These past two Fridays, I went to Graterford Prison with my Crime, Justice, & Media class. We sat down with several juvenile lifers and shared an intelligent and inspiring conversation about everyday life in prison, and the criminal justice system. Suffice to say, it was one of the most captivating moments of my life to date.
There were a total of nine students and our professor, Mike Lyons, that jumped in a SJU van and made the hour trip to Graterford early Friday morning. When we finally got on the road the van was filled with nervous anticipation.
Now that finals are approaching, some of us are reaching the point where we spend more time in the library than in our apartments because we’re trying to stay on top of everything, but somehow keep slipping behind, and as a result we are sleep deprived beyond belief.
If you fall into this category, then hopefully you will find this useful.
Sometimes, the best thing that you can do for yourself, is take a mental health day.
Let me start by saying that just because you are taking a mental health day,
So, how cool is senior year, right? Doing so many fun things because you know it’s your last opportunity to do them, but then actually facing the fact that it’s your last time doing them. As an orientation leader, my consciousness of “the end” has been with me since that last week in June when I announced to approximately a million families and incoming students that I’m a senior and had my last go round at the absolute best job ever. To some extent, having that experience over the summer helped me to realize that this really is our last shot at everything St.

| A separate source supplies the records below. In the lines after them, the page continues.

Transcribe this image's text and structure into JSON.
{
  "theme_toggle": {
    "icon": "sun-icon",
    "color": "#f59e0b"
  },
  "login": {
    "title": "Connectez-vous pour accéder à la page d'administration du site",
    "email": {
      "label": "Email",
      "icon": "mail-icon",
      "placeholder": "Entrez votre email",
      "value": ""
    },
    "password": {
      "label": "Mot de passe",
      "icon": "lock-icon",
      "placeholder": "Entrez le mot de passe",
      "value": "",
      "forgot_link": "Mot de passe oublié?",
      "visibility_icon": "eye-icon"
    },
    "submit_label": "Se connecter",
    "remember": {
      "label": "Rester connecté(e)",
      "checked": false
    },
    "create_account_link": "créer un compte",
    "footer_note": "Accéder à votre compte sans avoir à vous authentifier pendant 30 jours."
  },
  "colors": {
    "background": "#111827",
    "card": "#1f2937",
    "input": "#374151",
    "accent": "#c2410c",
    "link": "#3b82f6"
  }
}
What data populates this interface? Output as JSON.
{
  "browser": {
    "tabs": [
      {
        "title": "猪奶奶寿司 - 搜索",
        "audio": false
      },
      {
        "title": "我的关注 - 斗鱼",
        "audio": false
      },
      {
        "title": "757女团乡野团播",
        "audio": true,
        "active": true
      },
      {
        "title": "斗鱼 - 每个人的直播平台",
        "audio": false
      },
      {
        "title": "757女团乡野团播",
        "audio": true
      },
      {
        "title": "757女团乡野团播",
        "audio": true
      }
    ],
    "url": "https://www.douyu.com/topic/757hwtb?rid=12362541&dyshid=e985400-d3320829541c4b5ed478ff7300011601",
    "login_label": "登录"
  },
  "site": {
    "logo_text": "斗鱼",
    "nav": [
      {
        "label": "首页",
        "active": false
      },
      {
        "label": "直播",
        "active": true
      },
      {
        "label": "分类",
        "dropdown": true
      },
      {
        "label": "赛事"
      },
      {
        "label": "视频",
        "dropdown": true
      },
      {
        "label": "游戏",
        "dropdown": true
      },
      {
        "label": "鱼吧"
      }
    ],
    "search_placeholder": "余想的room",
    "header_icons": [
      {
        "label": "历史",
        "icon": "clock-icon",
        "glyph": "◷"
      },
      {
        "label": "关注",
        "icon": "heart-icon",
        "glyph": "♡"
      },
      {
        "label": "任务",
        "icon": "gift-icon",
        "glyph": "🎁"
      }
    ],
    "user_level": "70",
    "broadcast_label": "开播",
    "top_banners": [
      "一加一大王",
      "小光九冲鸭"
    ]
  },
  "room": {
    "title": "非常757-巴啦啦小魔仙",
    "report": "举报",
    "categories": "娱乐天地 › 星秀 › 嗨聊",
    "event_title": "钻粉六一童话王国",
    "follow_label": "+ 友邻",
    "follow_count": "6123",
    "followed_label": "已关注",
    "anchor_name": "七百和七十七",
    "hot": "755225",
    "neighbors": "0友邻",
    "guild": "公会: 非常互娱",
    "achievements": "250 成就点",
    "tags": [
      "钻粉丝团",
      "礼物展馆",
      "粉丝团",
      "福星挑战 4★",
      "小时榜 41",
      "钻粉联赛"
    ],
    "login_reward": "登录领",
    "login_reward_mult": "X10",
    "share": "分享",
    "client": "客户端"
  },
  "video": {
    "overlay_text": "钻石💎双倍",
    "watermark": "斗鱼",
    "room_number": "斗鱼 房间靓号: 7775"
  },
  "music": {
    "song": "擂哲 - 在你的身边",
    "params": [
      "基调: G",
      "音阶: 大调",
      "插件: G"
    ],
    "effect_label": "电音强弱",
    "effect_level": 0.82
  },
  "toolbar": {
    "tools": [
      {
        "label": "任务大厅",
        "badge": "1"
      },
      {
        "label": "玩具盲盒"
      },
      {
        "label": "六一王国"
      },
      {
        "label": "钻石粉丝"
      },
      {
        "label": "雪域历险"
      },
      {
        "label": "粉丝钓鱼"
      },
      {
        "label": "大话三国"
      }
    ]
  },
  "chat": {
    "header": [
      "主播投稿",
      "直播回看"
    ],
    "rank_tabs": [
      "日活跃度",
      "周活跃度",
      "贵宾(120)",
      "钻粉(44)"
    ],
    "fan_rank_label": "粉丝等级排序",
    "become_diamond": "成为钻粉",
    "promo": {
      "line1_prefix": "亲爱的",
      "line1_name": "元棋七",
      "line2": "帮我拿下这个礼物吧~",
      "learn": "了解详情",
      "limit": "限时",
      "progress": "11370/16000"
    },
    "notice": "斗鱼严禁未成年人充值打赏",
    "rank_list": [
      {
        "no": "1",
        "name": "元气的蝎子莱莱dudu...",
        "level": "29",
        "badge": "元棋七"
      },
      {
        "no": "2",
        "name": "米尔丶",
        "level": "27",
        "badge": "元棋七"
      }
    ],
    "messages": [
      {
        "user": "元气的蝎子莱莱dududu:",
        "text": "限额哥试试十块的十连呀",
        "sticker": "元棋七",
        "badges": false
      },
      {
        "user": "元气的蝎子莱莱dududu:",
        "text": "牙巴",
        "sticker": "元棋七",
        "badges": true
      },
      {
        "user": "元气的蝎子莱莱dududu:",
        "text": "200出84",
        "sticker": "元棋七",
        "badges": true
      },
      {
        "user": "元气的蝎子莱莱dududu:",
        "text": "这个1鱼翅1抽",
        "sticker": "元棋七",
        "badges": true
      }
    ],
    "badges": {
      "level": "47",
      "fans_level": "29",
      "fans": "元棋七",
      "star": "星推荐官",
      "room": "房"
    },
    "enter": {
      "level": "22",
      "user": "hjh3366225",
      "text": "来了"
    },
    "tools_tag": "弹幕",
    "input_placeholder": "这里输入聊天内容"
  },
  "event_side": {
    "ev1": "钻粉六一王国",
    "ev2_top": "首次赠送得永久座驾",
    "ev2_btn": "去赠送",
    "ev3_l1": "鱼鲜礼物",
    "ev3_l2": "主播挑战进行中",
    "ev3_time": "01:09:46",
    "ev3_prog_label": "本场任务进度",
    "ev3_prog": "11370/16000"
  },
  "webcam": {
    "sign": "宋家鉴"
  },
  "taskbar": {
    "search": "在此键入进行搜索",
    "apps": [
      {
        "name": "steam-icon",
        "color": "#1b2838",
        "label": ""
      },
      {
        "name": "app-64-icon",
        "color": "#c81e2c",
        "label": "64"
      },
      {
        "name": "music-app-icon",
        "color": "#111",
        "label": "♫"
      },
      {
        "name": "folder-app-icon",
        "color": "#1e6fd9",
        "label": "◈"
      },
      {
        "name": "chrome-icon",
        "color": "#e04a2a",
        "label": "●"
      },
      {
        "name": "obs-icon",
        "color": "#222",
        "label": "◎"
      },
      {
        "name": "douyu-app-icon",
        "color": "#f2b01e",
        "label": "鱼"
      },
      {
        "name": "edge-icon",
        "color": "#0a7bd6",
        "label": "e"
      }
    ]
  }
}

We all hate them, and yet, professors still make us do them. Usually the excuse is because in the “real world” we will have to do them so, we should practice now.
The thing is, group projects can be fun, but only if you like the people who you work with. If you have friends in the class and you can choose to work together, you know that you can trust them. When groups are assigned, there is usually that one person that hardly does their part, doesn’t show up for meetings, but somehow gets the same grade as everyone else.
Oh studying, no one likes it, but we all have to do it, well at least sometimes… I have always had a pretty good regime when it came to sitting down and actually getting to work, but man, college is a whole new ball game. There never seems to be a break, you get done with one assignment just to get a new one the next class. It’s a never-ending cycle, and so my basic studying skills have had to be amped up these past couple weeks. I think everyone has his or her own studying particularities, which I just find fascinating.
It’s that time of year again, the real life Hunger Games: Class Registration.
Many students turn to RateMyProfessor.com to find all the dirty little secrets about the faculty on campus. But this is not the place to go!!! Let the all wise senior tell you take you on a journey of scandal and debauchery. 😉 The horrors that await you on this so called “YELP for professors” website are unhelpful and just plain dumb.
Don’t believe me? Just continue reading and I will tell ALL!
So here are 7 reasons why I hate “Rate My Professor”:
- Spite –
This past Sunday, SJU held its first-ever Out of the Darkness walk for suicide prevention. Sponsored by the Dean’s Leadership Program, the walk drew over 300 students and raised over $3,000 for the SJU and national chapters of Active Minds, a mental health awareness and advocacy organization. I was one of the 300 present for the walk on Sunday night, and for a first-time event, it was really well done.
The walk began with student leaders from the Dean’s Leadership Program introducing its importance, followed by an associate dean of the business school,
It’s inevitable that as a college student you’re going to spend a lot of time at the library meeting with groups, printing papers, or finishing up a last minute assignment. Each area of the library has a distinct personality, it’s helpful to know what area is best for what to make the most of our library!
First floor new side:
It’s almost guaranteed that if you sit here you won’t get any work done whatsoever. Sit down and suddenly you will see everyone you have ever met at SJU and they will all be feeling really chatty.
Students at Saint Joseph’s are all required to take three special courses that are signature to the university. They are Theology 154: Faith, Justice, and the Catholic Tradition; Philosophy 154: Moral Foundations; and History 154: Forging the Modern World. Even though all students take these courses, few know why they have these special number assignments. So why are these GEP signature courses all 154? The answer is that Pope Paul III approved Ignatius’s plan of organization for the Society of Jesus in 1540, and because these courses are apart of the SJU Jesuit education, they are called 154’s.
Let’s tackle these mysterious courses one by one.
So by now everyone has gotten their midterm grades. (If you haven’t looked at them yet, then you should go do that!)
The thing about midterm grades is that they let you know exactly where you stand, which is helpful, but sometimes they are misinterpreted. Just because you have an A in the class after midterms does not mean you’re free to slack off for the rest of the semester. The amount of work you put in the first half is the same amount you should continue to put in.
On the other hand, if your grade is a little lower than you expected,